As a result of contracts entered into before government rescue funds were approved last year -- so before limits were in place -- AIG has paid out $165 million in bonuses to top executives.

AIG has committed to Treasury that they will look how to repay taxpayers for the retention payments.

A House Financial Services subcommittee hearing on Wednesday morning will look into problems at AIG.

That's all true ... but the reality of the situation goes deeper than this week's $165 million. It's not even clear that AIG's 2009 retention bonuses would be affected by the executive compensation limits that were added to the economic stimulus law.

Those limits don't apply to pay arrangements negotiated before last month, and it appears that AIG has already inked agreements on some of its 2009 incentive payments.

When reporting on AIG's bonus payments and the resulting political backlash, it's easy to get bogged down in numbers without seeing the full picture. So here are some points to keep in mind.

AIG CEO Edward Liddy has already agreed to take a $1 salary for 2008 and 2009, and he isn't in line for any of the $1 billion in total retention bonuses that are at issue this week -- $450 million of which is slated to go to the company's disgraced Financial Products unit.

But it's important to distinguish retention bonuses from plain ol' bonuses, because senior AIG executives certainly do. In a December 5 letter to Rep. Elijah Cummings (D-MD), Liddy said that five of the company's seven most senior executives (called the Leadership Group) "will not receive annual bonuses for 2008 or salary increases through 2009."

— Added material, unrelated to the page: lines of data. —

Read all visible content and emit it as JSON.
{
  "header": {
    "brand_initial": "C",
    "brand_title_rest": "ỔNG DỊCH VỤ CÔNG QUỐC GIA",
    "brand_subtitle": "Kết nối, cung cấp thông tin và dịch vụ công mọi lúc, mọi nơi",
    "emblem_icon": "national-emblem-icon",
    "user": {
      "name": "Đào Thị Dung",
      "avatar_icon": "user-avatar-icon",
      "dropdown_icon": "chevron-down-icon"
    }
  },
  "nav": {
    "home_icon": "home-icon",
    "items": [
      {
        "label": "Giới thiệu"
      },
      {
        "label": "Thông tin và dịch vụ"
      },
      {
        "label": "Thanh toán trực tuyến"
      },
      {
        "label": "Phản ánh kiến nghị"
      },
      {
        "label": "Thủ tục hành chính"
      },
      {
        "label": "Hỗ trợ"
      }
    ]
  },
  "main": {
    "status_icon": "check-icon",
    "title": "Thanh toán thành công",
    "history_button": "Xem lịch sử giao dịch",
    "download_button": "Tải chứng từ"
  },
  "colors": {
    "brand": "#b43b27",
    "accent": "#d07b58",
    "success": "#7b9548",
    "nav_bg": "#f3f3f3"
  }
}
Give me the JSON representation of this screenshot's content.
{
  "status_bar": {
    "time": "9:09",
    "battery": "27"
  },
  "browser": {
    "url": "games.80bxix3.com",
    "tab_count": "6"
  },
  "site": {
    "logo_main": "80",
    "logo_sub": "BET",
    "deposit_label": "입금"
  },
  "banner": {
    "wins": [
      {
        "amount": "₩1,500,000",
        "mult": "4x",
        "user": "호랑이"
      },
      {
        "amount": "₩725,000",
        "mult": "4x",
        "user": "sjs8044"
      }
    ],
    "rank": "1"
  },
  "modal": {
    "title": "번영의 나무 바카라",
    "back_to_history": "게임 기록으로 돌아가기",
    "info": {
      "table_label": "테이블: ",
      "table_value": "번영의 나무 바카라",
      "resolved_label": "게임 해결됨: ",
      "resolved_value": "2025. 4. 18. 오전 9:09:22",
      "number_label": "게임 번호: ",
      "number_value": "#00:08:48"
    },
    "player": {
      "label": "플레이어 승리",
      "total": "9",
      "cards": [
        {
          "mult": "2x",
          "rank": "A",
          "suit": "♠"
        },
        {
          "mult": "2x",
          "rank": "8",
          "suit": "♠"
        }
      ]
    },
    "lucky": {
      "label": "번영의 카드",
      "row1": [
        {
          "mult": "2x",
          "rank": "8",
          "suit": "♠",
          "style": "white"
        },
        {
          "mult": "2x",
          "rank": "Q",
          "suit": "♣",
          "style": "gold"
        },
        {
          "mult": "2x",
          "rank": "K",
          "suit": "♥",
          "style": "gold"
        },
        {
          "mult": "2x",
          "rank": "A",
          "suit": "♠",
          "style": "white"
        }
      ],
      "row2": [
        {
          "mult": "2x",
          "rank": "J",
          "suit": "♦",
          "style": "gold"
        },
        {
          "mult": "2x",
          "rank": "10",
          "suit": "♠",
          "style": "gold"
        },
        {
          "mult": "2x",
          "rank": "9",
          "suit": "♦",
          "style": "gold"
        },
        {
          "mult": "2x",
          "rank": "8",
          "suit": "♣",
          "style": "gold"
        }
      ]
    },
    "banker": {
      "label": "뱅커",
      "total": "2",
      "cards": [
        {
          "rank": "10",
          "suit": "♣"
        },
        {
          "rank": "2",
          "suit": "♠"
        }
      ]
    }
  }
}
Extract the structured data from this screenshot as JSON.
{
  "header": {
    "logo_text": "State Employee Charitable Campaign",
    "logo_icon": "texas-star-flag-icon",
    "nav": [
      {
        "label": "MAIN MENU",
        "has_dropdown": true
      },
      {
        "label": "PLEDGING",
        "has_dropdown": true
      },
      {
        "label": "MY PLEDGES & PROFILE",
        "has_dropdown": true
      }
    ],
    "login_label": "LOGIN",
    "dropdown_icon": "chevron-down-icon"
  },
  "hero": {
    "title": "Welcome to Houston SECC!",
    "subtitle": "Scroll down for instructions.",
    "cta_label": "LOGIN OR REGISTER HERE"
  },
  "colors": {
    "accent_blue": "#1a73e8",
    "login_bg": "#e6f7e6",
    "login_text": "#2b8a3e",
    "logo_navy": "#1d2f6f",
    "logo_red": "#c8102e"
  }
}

Yet Cummings himself had first called Liddy's attention to a November filing from AIG that said senior executives had agreed to delay payments of their retention bonuses, the money that's being paid out this week in defiance of the Obama administration. Among the AIG execs receiving retention payments are two members of the same Leadership Group that had pledged to forgo its bonuses: Chief Financial Officer David Herzog and Executive Vice President of Retirement Services Jay Wintrob.

So to be clear, these executives are getting paid this month ... while continuing to tout their willingness to give up other bonus payments. There's no stronger argument for seeking to reclaim the money without negotiating with Liddy, as the Obama administration had been previously attempting to do.

Late Update: To shed some more light on the retention bonuses being paid out this week, they're different from the ordinary annual bonuses that most companies give. The retention payments were negotiated early last year, according to AIG, with the goal of retaining key executives and preventing them from decamping to competing firms.

The focus on retention bonuses explains some of the weirdly out-of-touch rhetoric in Liddy's Saturday letter to Tim Geithner, where he argues that keeping the "best and the brightest" talent at AIG would be impossible if the government actually used its power to limit executive compensation.

Vice President Biden's office is not giving any details on a report that he has tried to recruit Senator Arlen Specter (R-PA) to switch parties.

As we posted on earlier today, Governor Ed Rendell (D-PA) said in an interview that he has tried to get Arlen Specter to switch parties -- and according to Rendell, so has Biden.

Biden deputy press secretary AnnMarie Tomasini tells TPM: "Our office does not comment on the Vice President's private conversations with Senator Specter."